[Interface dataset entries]
^^^^

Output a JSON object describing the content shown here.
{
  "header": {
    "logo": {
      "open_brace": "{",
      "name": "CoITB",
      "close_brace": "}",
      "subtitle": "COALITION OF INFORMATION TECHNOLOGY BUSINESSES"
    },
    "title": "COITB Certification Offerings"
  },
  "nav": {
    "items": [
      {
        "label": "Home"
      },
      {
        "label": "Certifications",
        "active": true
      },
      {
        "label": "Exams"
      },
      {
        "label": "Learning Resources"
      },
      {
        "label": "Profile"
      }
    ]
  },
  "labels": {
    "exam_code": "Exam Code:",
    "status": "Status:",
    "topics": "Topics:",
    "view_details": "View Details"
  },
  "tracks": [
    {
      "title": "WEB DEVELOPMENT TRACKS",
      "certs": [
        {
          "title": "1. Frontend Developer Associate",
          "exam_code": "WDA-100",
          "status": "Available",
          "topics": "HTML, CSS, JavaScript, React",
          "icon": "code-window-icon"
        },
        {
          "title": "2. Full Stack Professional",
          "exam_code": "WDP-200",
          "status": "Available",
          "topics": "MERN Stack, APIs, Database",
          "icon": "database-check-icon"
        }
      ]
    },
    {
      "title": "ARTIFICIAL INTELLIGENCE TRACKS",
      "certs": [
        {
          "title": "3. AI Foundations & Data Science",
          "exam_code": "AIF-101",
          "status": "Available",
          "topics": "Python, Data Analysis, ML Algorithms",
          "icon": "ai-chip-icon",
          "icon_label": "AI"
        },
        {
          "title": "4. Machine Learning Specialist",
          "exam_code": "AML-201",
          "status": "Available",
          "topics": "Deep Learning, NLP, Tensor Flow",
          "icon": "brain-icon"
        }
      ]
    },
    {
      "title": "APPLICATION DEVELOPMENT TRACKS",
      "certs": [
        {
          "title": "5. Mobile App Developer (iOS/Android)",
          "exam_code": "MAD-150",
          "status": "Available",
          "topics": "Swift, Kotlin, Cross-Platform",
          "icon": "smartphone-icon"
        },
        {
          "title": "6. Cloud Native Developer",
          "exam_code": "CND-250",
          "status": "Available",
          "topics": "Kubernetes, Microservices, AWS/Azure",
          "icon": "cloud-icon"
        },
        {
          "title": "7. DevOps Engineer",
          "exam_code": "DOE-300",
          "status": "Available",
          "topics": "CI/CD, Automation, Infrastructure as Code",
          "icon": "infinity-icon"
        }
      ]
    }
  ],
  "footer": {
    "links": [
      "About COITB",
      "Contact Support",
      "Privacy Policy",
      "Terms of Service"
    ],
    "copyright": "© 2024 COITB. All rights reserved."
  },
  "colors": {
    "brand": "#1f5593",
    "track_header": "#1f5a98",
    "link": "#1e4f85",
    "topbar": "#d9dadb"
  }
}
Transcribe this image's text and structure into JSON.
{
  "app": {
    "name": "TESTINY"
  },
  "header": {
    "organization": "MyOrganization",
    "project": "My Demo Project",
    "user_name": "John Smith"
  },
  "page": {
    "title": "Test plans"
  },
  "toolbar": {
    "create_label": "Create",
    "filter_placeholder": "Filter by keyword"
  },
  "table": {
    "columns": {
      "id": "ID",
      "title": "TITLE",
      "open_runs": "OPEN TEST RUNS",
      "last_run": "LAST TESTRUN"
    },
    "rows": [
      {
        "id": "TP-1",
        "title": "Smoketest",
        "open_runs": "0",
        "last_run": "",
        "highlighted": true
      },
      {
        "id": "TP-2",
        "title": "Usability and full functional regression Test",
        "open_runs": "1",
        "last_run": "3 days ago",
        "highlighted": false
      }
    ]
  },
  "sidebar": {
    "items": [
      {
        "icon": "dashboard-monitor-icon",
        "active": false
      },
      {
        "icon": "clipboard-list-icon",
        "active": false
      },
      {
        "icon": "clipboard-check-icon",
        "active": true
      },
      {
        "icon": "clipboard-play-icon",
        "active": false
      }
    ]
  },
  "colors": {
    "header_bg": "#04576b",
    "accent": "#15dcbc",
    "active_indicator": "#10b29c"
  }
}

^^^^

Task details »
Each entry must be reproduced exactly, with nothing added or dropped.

Task answer »
Output a JSON object describing the content shown here.
{
  "header": {
    "logo": {
      "open_brace": "{",
      "name": "CoITB",
      "close_brace": "}",
      "subtitle": "COALITION OF INFORMATION TECHNOLOGY BUSINESSES"
    },
    "title": "COITB Certification Offerings"
  },
  "nav": {
    "items": [
      {
        "label": "Home"
      },
      {
        "label": "Certifications",
        "active": true
      },
      {
        "label": "Exams"
      },
      {
        "label": "Learning Resources"
      },
      {
        "label": "Profile"
      }
    ]
  },
  "labels": {
    "exam_code": "Exam Code:",
    "status": "Status:",
    "topics": "Topics:",
    "view_details": "View Details"
  },
  "tracks": [
    {
      "title": "WEB DEVELOPMENT TRACKS",
      "certs": [
        {
          "title": "1. Frontend Developer Associate",
          "exam_code": "WDA-100",
          "status": "Available",
          "topics": "HTML, CSS, JavaScript, React",
          "icon": "code-window-icon"
        },
        {
          "title": "2. Full Stack Professional",
          "exam_code": "WDP-200",
          "status": "Available",
          "topics": "MERN Stack, APIs, Database",
          "icon": "database-check-icon"
        }
      ]
    },
    {
      "title": "ARTIFICIAL INTELLIGENCE TRACKS",
      "certs": [
        {
          "title": "3. AI Foundations & Data Science",
          "exam_code": "AIF-101",
          "status": "Available",
          "topics": "Python, Data Analysis, ML Algorithms",
          "icon": "ai-chip-icon",
          "icon_label": "AI"
        },
        {
          "title": "4. Machine Learning Specialist",
          "exam_code": "AML-201",
          "status": "Available",
          "topics": "Deep Learning, NLP, Tensor Flow",
          "icon": "brain-icon"
        }
      ]
    },
    {
      "title": "APPLICATION DEVELOPMENT TRACKS",
      "certs": [
        {
          "title": "5. Mobile App Developer (iOS/Android)",
          "exam_code": "MAD-150",
          "status": "Available",
          "topics": "Swift, Kotlin, Cross-Platform",
          "icon": "smartphone-icon"
        },
        {
          "title": "6. Cloud Native Developer",
          "exam_code": "CND-250",
          "status": "Available",
          "topics": "Kubernetes, Microservices, AWS/Azure",
          "icon": "cloud-icon"
        },
        {
          "title": "7. DevOps Engineer",
          "exam_code": "DOE-300",
          "status": "Available",
          "topics": "CI/CD, Automation, Infrastructure as Code",
          "icon": "infinity-icon"
        }
      ]
    }
  ],
  "footer": {
    "links": [
      "About COITB",
      "Contact Support",
      "Privacy Policy",
      "Terms of Service"
    ],
    "copyright": "© 2024 COITB. All rights reserved."
  },
  "colors": {
    "brand": "#1f5593",
    "track_header": "#1f5a98",
    "link": "#1e4f85",
    "topbar": "#d9dadb"
  }
}
Transcribe this image's text and structure into JSON.
{
  "app": {
    "name": "TESTINY"
  },
  "header": {
    "organization": "MyOrganization",
    "project": "My Demo Project",
    "user_name": "John Smith"
  },
  "page": {
    "title": "Test plans"
  },
  "toolbar": {
    "create_label": "Create",
    "filter_placeholder": "Filter by keyword"
  },
  "table": {
    "columns": {
      "id": "ID",
      "title": "TITLE",
      "open_runs": "OPEN TEST RUNS",
      "last_run": "LAST TESTRUN"
    },
    "rows": [
      {
        "id": "TP-1",
        "title": "Smoketest",
        "open_runs": "0",
        "last_run": "",
        "highlighted": true
      },
      {
        "id": "TP-2",
        "title": "Usability and full functional regression Test",
        "open_runs": "1",
        "last_run": "3 days ago",
        "highlighted": false
      }
    ]
  },
  "sidebar": {
    "items": [
      {
        "icon": "dashboard-monitor-icon",
        "active": false
      },
      {
        "icon": "clipboard-list-icon",
        "active": false
      },
      {
        "icon": "clipboard-check-icon",
        "active": true
      },
      {
        "icon": "clipboard-play-icon",
        "active": false
      }
    ]
  },
  "colors": {
    "header_bg": "#04576b",
    "accent": "#15dcbc",
    "active_indicator": "#10b29c"
  }
}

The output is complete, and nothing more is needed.